Mental Health Services Act Oversight and Accountability Services Evaluation
The purpose of this evaluation is to aid the Mental Health Services Oversight and Accountability Commission (MHSOAC) in its efforts to explore the impact the Mental Health Services Act (MHSA), as well as state and local policies and practices, has on disparities in access to treatment services and the quality of the outcomes of the public mental health system. The UC Davis Center for Reducing Health Disparities (CRHD) specifically plans to evaluate disparities in access by age, gender, race/ethnicity, and primary language at county, region and statewide levels. Depending on the availability of data, the CRHD also aims to investigate disparities in regards to sexual orientation/gender identity, country of origin, and relationship status (i.e., married, divorced, widowed). This evaluation is guided by a mixed-methods approach employing quantitative analyses of statewide data and qualitative Community-Based Participatory Research Methods (CBPR) with underserved and inappropriately served groups.
A Sentinel Network to Increase Community Participation in Research
According to the National Institutes of Health, although there are about 80,000 clinical trials conducted in the US annually, only about 1% of the population participates in them. By increasing the diversity of health research participants, we help the medical field to: understand health issues facing diverse populations, develop medical solutions appropriate and effective for all people's needs, and give everyone a voice to make known what kind of health information is important to them.
The Sentinel Network is a multi-center project initiated by Washington University in St. Louis and funded by the National Institutes of Health.

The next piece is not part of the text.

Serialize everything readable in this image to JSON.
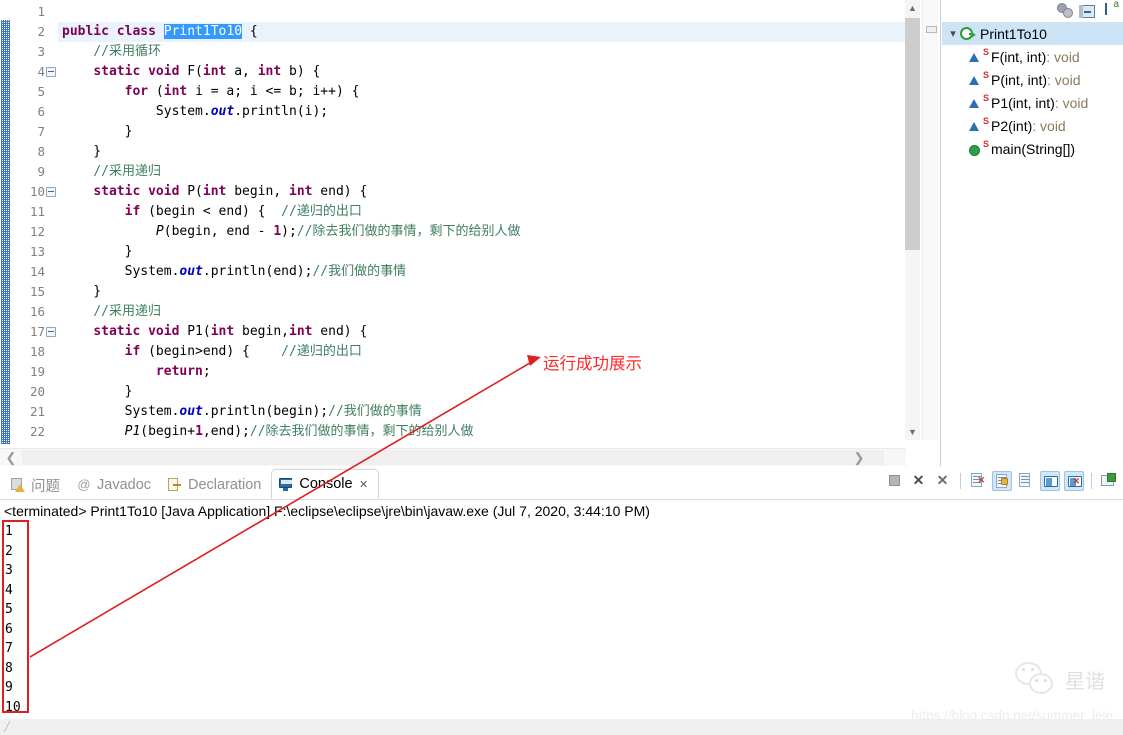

The project signifies a developing collaboration of 6 CTSA sites (Washington University in St. Louis, University of Michigan, University of Rochester, Albert Einstein-Montefiore Medical Center, University of Florida, and UC Davis). The purpose of the Sentinel Network is to detect emerging community issues regarding participation of underrepresented populations in health research; specifically, health concerns, neighborhood concerns, and motivations and barriers to health research participation of community members in Sacramento, CA. Phase II of the Sentinel Network expanded efforts to include health, social services, and research referrals.